What Is a Slot Machine?


A slot is an opening, hole, or groove, either vertical or horizontal, in a machine or object. Slots are used to accommodate things like coins, paper tickets with barcodes, or even items stored in containers such as jars and bottles. They can be found in casinos, amusement parks, racetracks, and even some homes. A slots game can be played using a physical lever or button, or on many modern machines, with a touchscreen. A player inserts cash or, in ticket-in/ticket-out machines, a paper ticket with a barcode, into the slot and then activates reels that spin and rearrange symbols to create winning combinations. The symbols vary depending on the theme of the game, but classics include fruits and stylized lucky sevens.

The pay table is a key part of any slot game and provides players with a wealth of information on how to win. It displays how many paylines the game has and what the payout values are for each symbol, as well as displaying any bonus features that the game may have. The pay table can help players understand how to play a slot game more easily and make better decisions about which machine to choose and how much to wager.
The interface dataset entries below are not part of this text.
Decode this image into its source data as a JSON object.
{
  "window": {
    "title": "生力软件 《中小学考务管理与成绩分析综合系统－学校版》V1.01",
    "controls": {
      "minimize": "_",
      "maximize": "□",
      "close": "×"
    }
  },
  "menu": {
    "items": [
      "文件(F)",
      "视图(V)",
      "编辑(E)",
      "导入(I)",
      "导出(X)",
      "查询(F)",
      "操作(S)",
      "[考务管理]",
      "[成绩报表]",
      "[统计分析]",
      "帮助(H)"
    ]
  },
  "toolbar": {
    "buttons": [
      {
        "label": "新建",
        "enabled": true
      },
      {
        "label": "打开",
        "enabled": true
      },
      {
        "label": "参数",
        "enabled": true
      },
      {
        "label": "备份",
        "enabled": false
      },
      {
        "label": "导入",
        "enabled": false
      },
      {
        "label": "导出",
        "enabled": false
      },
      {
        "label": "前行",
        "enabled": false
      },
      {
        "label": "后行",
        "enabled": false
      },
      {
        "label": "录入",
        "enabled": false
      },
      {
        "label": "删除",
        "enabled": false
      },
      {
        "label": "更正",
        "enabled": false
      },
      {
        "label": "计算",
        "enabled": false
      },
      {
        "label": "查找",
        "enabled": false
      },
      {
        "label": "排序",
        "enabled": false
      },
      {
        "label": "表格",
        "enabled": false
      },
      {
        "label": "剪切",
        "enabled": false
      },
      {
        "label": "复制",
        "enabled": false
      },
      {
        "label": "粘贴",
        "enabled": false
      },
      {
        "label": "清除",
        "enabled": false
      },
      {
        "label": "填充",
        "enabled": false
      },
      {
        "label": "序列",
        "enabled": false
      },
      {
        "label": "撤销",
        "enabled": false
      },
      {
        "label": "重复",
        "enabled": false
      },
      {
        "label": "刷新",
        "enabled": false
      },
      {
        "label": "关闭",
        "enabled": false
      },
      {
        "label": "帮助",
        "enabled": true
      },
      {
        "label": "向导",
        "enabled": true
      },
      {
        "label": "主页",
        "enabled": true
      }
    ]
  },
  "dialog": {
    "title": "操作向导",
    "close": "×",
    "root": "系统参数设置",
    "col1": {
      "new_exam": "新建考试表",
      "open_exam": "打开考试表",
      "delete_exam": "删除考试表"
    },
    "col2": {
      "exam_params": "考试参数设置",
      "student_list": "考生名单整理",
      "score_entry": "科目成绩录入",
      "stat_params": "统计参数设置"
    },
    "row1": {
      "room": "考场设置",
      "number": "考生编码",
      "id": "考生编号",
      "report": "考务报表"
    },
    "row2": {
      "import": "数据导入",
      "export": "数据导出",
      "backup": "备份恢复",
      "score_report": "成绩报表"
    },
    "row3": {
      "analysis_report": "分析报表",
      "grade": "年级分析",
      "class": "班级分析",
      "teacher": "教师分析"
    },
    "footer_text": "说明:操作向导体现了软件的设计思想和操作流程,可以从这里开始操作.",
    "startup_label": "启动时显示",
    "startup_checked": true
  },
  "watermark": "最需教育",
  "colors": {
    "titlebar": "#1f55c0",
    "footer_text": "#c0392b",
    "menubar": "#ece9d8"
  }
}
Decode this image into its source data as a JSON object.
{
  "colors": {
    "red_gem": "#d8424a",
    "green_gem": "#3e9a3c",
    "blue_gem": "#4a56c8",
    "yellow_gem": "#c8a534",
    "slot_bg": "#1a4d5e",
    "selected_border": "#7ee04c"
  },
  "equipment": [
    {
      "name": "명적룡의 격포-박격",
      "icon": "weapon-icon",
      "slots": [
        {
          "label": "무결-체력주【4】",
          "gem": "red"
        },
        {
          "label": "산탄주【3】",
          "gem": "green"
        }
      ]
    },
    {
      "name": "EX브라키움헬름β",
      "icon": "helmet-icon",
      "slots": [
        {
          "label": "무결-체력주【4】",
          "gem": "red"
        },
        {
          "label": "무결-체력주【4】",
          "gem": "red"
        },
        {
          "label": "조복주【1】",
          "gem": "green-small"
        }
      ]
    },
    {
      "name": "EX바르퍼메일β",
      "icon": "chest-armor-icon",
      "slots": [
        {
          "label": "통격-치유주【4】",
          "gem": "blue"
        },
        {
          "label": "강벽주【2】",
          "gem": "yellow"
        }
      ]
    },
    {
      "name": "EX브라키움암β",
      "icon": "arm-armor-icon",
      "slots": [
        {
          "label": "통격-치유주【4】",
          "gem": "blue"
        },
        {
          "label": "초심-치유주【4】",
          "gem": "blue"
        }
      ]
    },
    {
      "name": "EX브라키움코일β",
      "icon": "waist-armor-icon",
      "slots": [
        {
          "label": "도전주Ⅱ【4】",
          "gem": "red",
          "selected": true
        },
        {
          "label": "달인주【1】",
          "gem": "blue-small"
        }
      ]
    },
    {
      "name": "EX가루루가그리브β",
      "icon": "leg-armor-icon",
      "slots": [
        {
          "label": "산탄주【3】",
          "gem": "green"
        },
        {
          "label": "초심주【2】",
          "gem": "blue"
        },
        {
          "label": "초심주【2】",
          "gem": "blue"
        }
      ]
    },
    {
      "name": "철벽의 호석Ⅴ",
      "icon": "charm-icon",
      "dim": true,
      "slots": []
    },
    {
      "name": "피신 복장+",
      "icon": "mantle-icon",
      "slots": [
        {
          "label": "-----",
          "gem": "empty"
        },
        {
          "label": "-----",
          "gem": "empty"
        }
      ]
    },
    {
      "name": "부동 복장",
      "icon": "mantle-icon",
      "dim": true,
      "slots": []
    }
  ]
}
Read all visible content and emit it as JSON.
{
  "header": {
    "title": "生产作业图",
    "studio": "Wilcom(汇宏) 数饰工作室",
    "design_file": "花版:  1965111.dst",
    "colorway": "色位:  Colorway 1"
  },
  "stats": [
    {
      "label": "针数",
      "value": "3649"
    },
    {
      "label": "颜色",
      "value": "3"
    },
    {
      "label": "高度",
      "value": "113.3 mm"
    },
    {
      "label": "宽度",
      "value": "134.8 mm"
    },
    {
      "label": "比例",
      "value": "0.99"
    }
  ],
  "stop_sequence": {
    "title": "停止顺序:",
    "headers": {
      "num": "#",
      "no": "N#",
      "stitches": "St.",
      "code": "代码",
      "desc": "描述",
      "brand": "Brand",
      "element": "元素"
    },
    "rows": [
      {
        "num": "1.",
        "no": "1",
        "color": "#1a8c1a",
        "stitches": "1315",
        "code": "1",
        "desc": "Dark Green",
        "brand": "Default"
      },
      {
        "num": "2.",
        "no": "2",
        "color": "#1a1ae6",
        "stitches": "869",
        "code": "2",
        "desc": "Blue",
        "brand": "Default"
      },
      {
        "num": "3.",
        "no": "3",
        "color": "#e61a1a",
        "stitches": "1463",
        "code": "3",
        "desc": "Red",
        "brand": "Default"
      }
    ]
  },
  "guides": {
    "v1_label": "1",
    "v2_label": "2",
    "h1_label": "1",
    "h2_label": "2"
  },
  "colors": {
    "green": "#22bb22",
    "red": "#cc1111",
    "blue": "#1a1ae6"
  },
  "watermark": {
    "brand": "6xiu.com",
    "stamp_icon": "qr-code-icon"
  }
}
One of the most important factors to consider when playing a slot is its volatility. This is determined by how often the slot pays out and how big the payouts are. A high volatility slot will pay out less frequently but when it does, the amount can be large. A low volatility slot will pay out more regularly but the amounts will be smaller.

Another important aspect of a slot is its rules. These will vary from game to game, but may include information on how to trigger bonus features, what happens if the machine disconnects, and the maximum jackpot amount. The rules can also provide information on the RTP of a slot, which is the theoretical percentage that the game will pay out over a long period of time.

A good slot receiver needs to be able to run a lot of slant, switch, and cross routes. These types of routes require speed and twitchiness, so the best slot receivers are able to move downfield quickly and juke defenders.

While it may seem counterintuitive that a slot machine can be “hot” and someone else “cold,” it all comes down to split-second timing. Each time a slot receives a signal (whether it’s a button being pushed or a handle pulled), the random-number generator sets a new number. When the reels stop on a combination, that number is recorded and the prize is awarded. The number-setting process continues dozens of times per second, so it’s very unlikely that any two machines will ever produce identical results. That’s why you can see someone leave a machine just before a big payout and return to the same seat for a few more spins. The odds are still against them, though.